▶ **HOW TO COMPLETE THIS TASK**
Write out all the records exactly, and keep any images out.

┏━━

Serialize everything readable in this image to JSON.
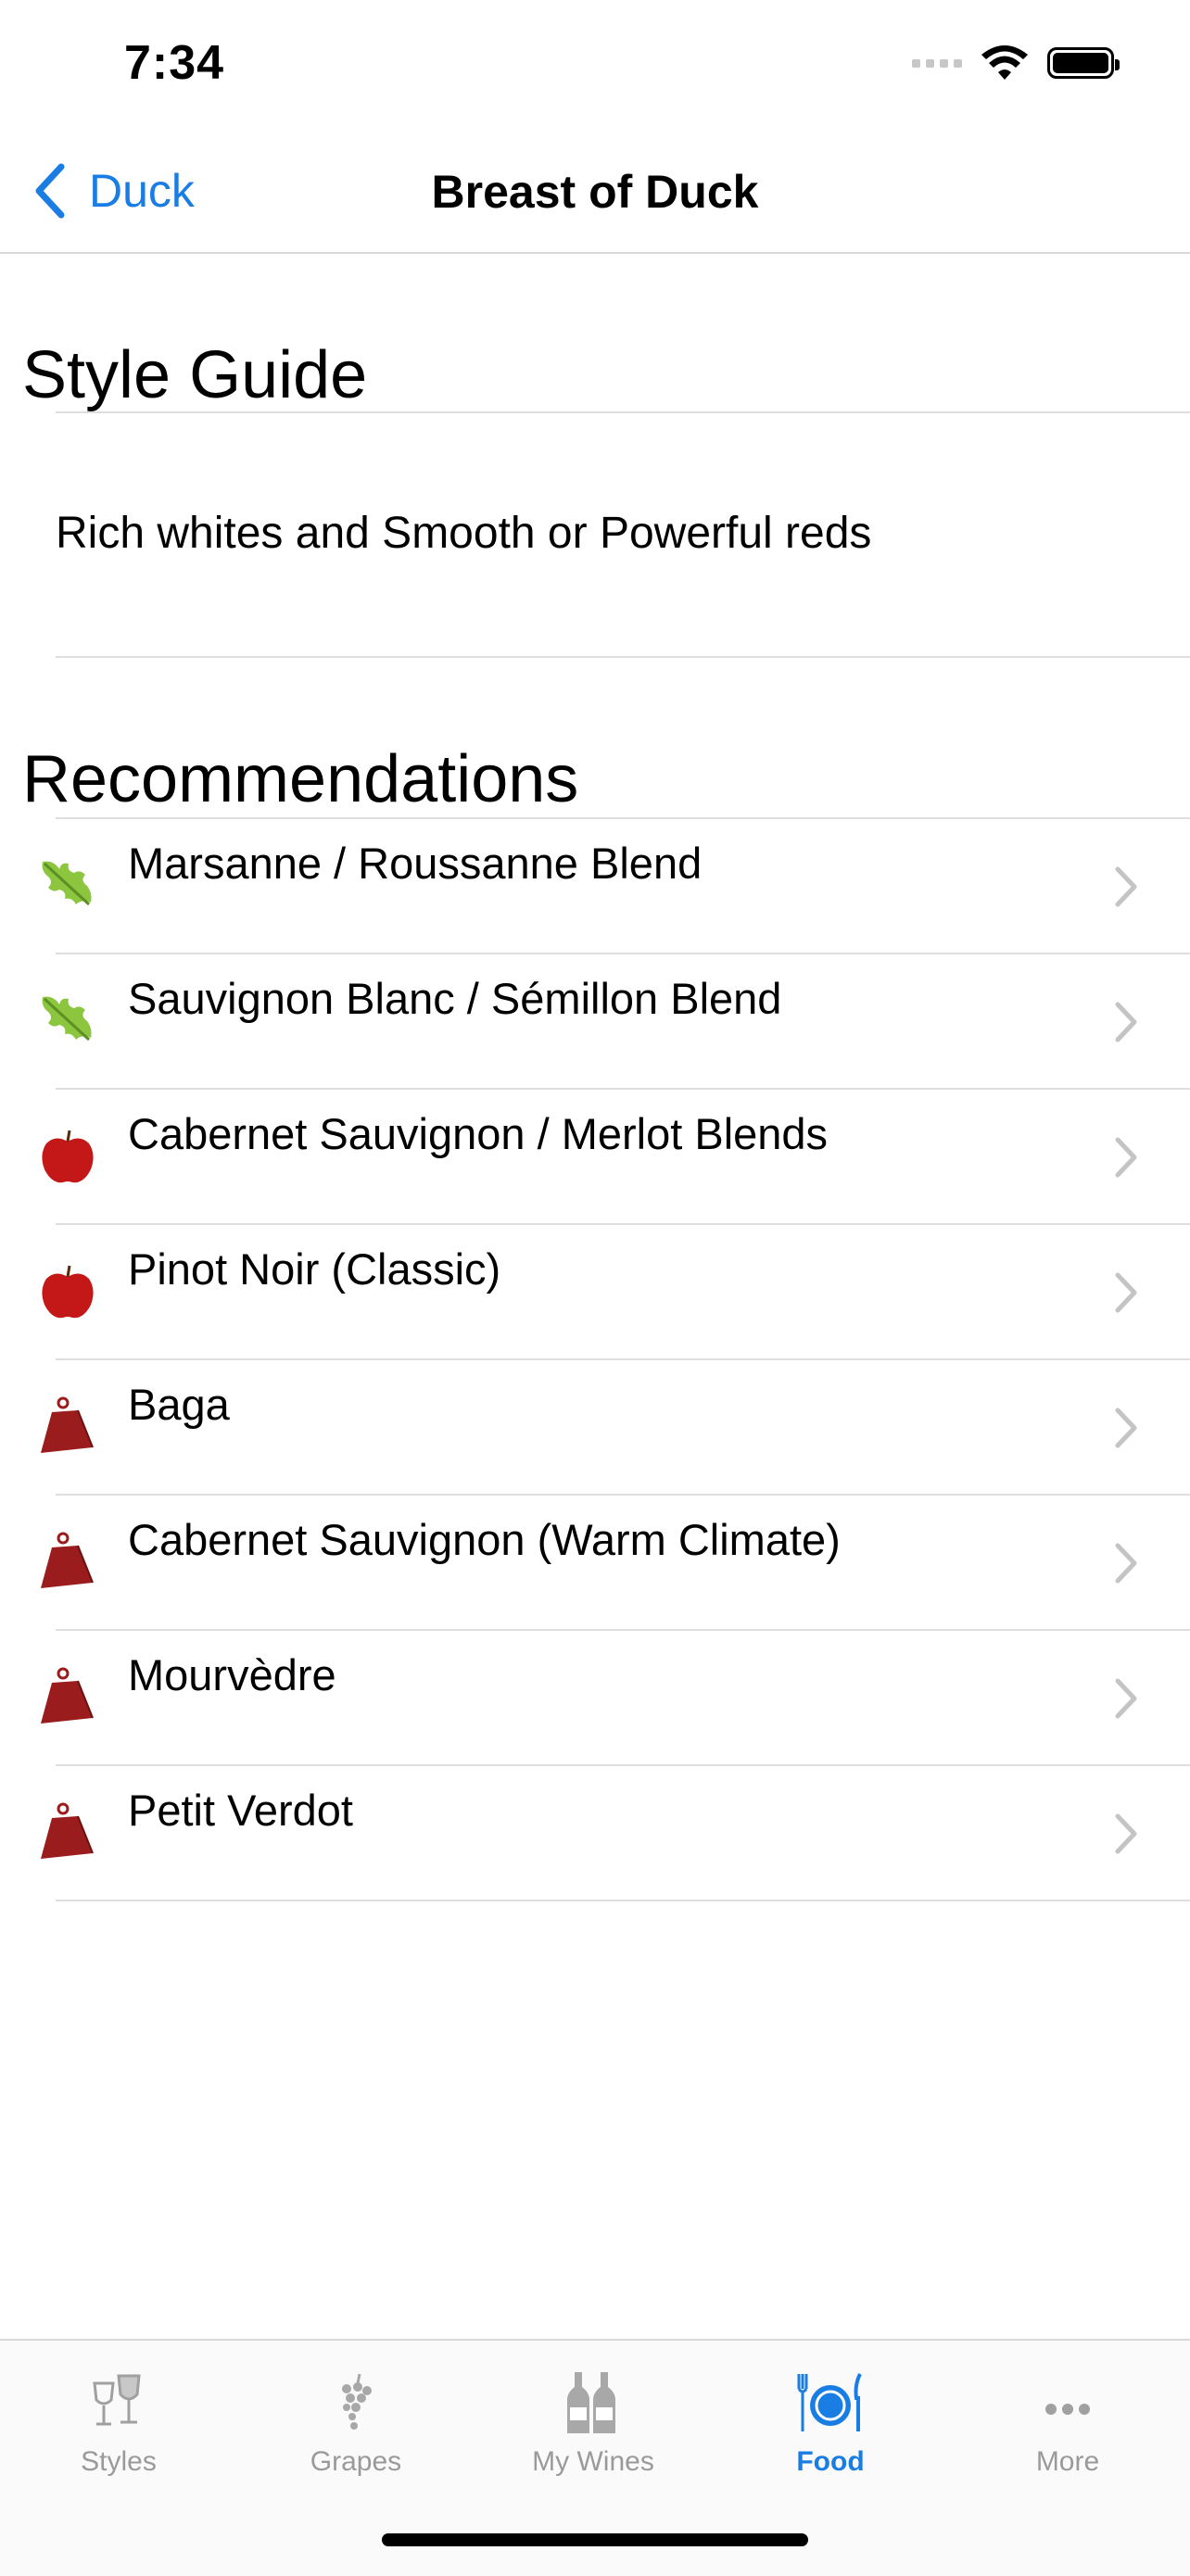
{
  "status_bar": {
    "time": "7:34"
  },
  "nav": {
    "back_label": "Duck",
    "title": "Breast of Duck"
  },
  "style_guide": {
    "heading": "Style Guide",
    "text": "Rich whites and Smooth or Powerful reds"
  },
  "recommendations": {
    "heading": "Recommendations",
    "items": [
      {
        "label": "Marsanne / Roussanne Blend",
        "icon": "green-leaf-icon"
      },
      {
        "label": "Sauvignon Blanc / Sémillon Blend",
        "icon": "green-leaf-icon"
      },
      {
        "label": "Cabernet Sauvignon / Merlot Blends",
        "icon": "red-apple-icon"
      },
      {
        "label": "Pinot Noir (Classic)",
        "icon": "red-apple-icon"
      },
      {
        "label": "Baga",
        "icon": "weight-icon"
      },
      {
        "label": "Cabernet Sauvignon (Warm Climate)",
        "icon": "weight-icon"
      },
      {
        "label": "Mourvèdre",
        "icon": "weight-icon"
      },
      {
        "label": "Petit Verdot",
        "icon": "weight-icon"
      }
    ]
  },
  "tab_bar": {
    "tabs": [
      {
        "label": "Styles",
        "icon": "wine-glasses-icon",
        "active": false
      },
      {
        "label": "Grapes",
        "icon": "grapes-icon",
        "active": false
      },
      {
        "label": "My Wines",
        "icon": "wine-bottles-icon",
        "active": false
      },
      {
        "label": "Food",
        "icon": "plate-cutlery-icon",
        "active": true
      },
      {
        "label": "More",
        "icon": "more-dots-icon",
        "active": false
      }
    ]
  },
  "colors": {
    "accent": "#1a7de3",
    "leaf": "#8cc63f",
    "apple": "#c41717",
    "weight": "#9b1c1c"
  }
}
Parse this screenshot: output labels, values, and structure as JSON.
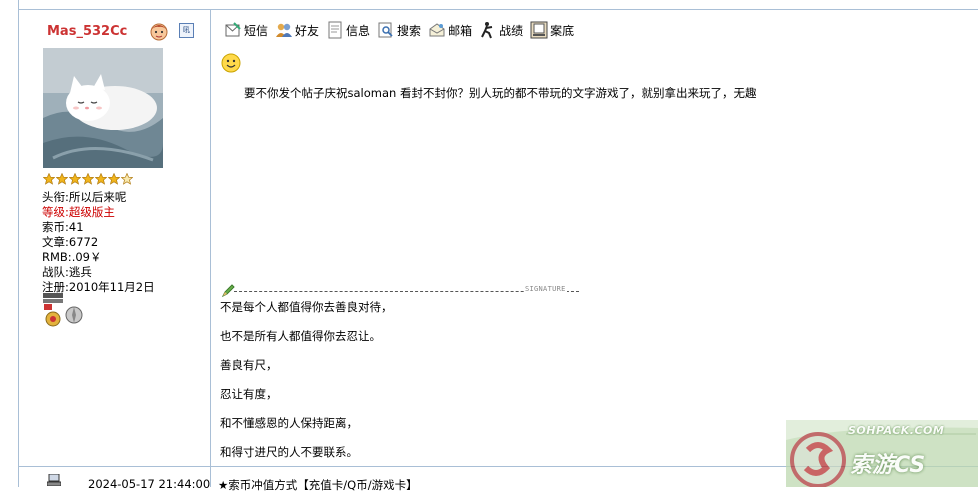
{
  "user": {
    "name": "Mas_532Cc",
    "stars": 7,
    "fields": [
      {
        "label": "头衔:",
        "value": "所以后来呢"
      },
      {
        "label": "等级:",
        "value": "超级版主"
      },
      {
        "label": "索币:",
        "value": "41"
      },
      {
        "label": "文章:",
        "value": "6772"
      },
      {
        "label": "RMB:",
        "value": ".09￥"
      },
      {
        "label": "战队:",
        "value": "逃兵"
      },
      {
        "label": "注册:",
        "value": "2010年11月2日"
      }
    ]
  },
  "toolbar": {
    "items": [
      {
        "label": "短信",
        "icon": "message-icon"
      },
      {
        "label": "好友",
        "icon": "friends-icon"
      },
      {
        "label": "信息",
        "icon": "info-icon"
      },
      {
        "label": "搜索",
        "icon": "search-icon"
      },
      {
        "label": "邮箱",
        "icon": "mail-icon"
      },
      {
        "label": "战绩",
        "icon": "record-icon"
      },
      {
        "label": "案底",
        "icon": "file-icon"
      }
    ]
  },
  "post": {
    "text": "要不你发个帖子庆祝saloman 看封不封你？别人玩的都不带玩的文字游戏了，就别拿出来玩了，无趣"
  },
  "signature": {
    "label": "SIGNATURE",
    "lines": [
      "不是每个人都值得你去善良对待，",
      "也不是所有人都值得你去忍让。",
      "善良有尺，",
      "忍让有度，",
      "和不懂感恩的人保持距离，",
      "和得寸进尺的人不要联系。"
    ]
  },
  "next_post": {
    "time": "2024-05-17 21:44:00",
    "text": "★索币冲值方式【充值卡/Q币/游戏卡】"
  },
  "watermark": {
    "line1": "SOHPACK.COM",
    "line2": "索游CS"
  },
  "colors": {
    "border": "#a9bfd6",
    "username": "#cc3333",
    "level": "#cc0000"
  }
}
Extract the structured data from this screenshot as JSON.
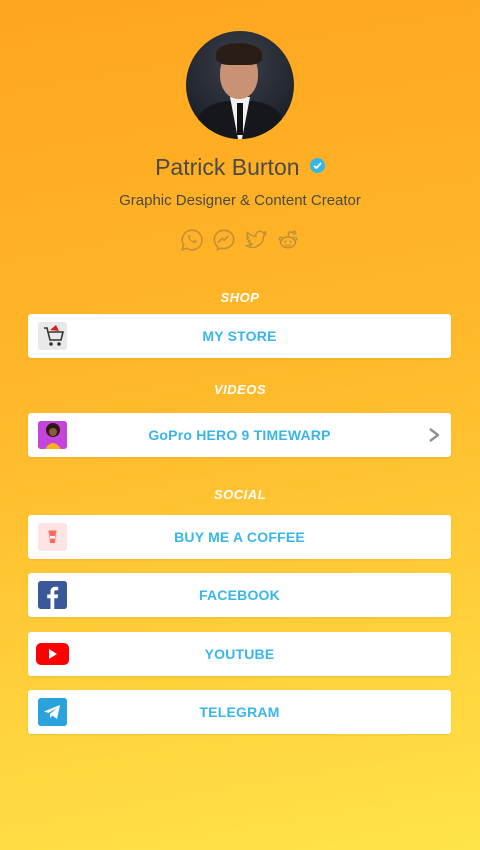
{
  "profile": {
    "name": "Patrick Burton",
    "subtitle": "Graphic Designer & Content Creator",
    "social_icons": [
      "whatsapp-icon",
      "messenger-icon",
      "twitter-icon",
      "reddit-icon"
    ]
  },
  "sections": {
    "shop": "SHOP",
    "videos": "VIDEOS",
    "social": "SOCIAL"
  },
  "links": {
    "my_store": "MY STORE",
    "gopro": "GoPro HERO 9 TIMEWARP",
    "coffee": "BUY ME A COFFEE",
    "facebook": "FACEBOOK",
    "youtube": "YOUTUBE",
    "telegram": "TELEGRAM"
  },
  "colors": {
    "accent": "#39b6e8",
    "verified": "#35b6e8",
    "facebook": "#3b5998",
    "youtube": "#ff0000",
    "telegram": "#2aa3dc"
  }
}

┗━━

▶ **ANSWER SECTION**
Serialize everything readable in this image to JSON.
{
  "status_bar": {
    "time": "7:34"
  },
  "nav": {
    "back_label": "Duck",
    "title": "Breast of Duck"
  },
  "style_guide": {
    "heading": "Style Guide",
    "text": "Rich whites and Smooth or Powerful reds"
  },
  "recommendations": {
    "heading": "Recommendations",
    "items": [
      {
        "label": "Marsanne / Roussanne Blend",
        "icon": "green-leaf-icon"
      },
      {
        "label": "Sauvignon Blanc / Sémillon Blend",
        "icon": "green-leaf-icon"
      },
      {
        "label": "Cabernet Sauvignon / Merlot Blends",
        "icon": "red-apple-icon"
      },
      {
        "label": "Pinot Noir (Classic)",
        "icon": "red-apple-icon"
      },
      {
        "label": "Baga",
        "icon": "weight-icon"
      },
      {
        "label": "Cabernet Sauvignon (Warm Climate)",
        "icon": "weight-icon"
      },
      {
        "label": "Mourvèdre",
        "icon": "weight-icon"
      },
      {
        "label": "Petit Verdot",
        "icon": "weight-icon"
      }
    ]
  },
  "tab_bar": {
    "tabs": [
      {
        "label": "Styles",
        "icon": "wine-glasses-icon",
        "active": false
      },
      {
        "label": "Grapes",
        "icon": "grapes-icon",
        "active": false
      },
      {
        "label": "My Wines",
        "icon": "wine-bottles-icon",
        "active": false
      },
      {
        "label": "Food",
        "icon": "plate-cutlery-icon",
        "active": true
      },
      {
        "label": "More",
        "icon": "more-dots-icon",
        "active": false
      }
    ]
  },
  "colors": {
    "accent": "#1a7de3",
    "leaf": "#8cc63f",
    "apple": "#c41717",
    "weight": "#9b1c1c"
  }
}
Parse this screenshot: output labels, values, and structure as JSON.
{
  "user": {
    "name": "Mas_532Cc",
    "stars": 7,
    "fields": [
      {
        "label": "头衔:",
        "value": "所以后来呢"
      },
      {
        "label": "等级:",
        "value": "超级版主"
      },
      {
        "label": "索币:",
        "value": "41"
      },
      {
        "label": "文章:",
        "value": "6772"
      },
      {
        "label": "RMB:",
        "value": ".09￥"
      },
      {
        "label": "战队:",
        "value": "逃兵"
      },
      {
        "label": "注册:",
        "value": "2010年11月2日"
      }
    ]
  },
  "toolbar": {
    "items": [
      {
        "label": "短信",
        "icon": "message-icon"
      },
      {
        "label": "好友",
        "icon": "friends-icon"
      },
      {
        "label": "信息",
        "icon": "info-icon"
      },
      {
        "label": "搜索",
        "icon": "search-icon"
      },
      {
        "label": "邮箱",
        "icon": "mail-icon"
      },
      {
        "label": "战绩",
        "icon": "record-icon"
      },
      {
        "label": "案底",
        "icon": "file-icon"
      }
    ]
  },
  "post": {
    "text": "要不你发个帖子庆祝saloman 看封不封你？别人玩的都不带玩的文字游戏了，就别拿出来玩了，无趣"
  },
  "signature": {
    "label": "SIGNATURE",
    "lines": [
      "不是每个人都值得你去善良对待，",
      "也不是所有人都值得你去忍让。",
      "善良有尺，",
      "忍让有度，",
      "和不懂感恩的人保持距离，",
      "和得寸进尺的人不要联系。"
    ]
  },
  "next_post": {
    "time": "2024-05-17 21:44:00",
    "text": "★索币冲值方式【充值卡/Q币/游戏卡】"
  },
  "watermark": {
    "line1": "SOHPACK.COM",
    "line2": "索游CS"
  },
  "colors": {
    "border": "#a9bfd6",
    "username": "#cc3333",
    "level": "#cc0000"
  }
}
Extract the structured data from this screenshot as JSON.
{
  "profile": {
    "name": "Patrick Burton",
    "subtitle": "Graphic Designer & Content Creator",
    "social_icons": [
      "whatsapp-icon",
      "messenger-icon",
      "twitter-icon",
      "reddit-icon"
    ]
  },
  "sections": {
    "shop": "SHOP",
    "videos": "VIDEOS",
    "social": "SOCIAL"
  },
  "links": {
    "my_store": "MY STORE",
    "gopro": "GoPro HERO 9 TIMEWARP",
    "coffee": "BUY ME A COFFEE",
    "facebook": "FACEBOOK",
    "youtube": "YOUTUBE",
    "telegram": "TELEGRAM"
  },
  "colors": {
    "accent": "#39b6e8",
    "verified": "#35b6e8",
    "facebook": "#3b5998",
    "youtube": "#ff0000",
    "telegram": "#2aa3dc"
  }
}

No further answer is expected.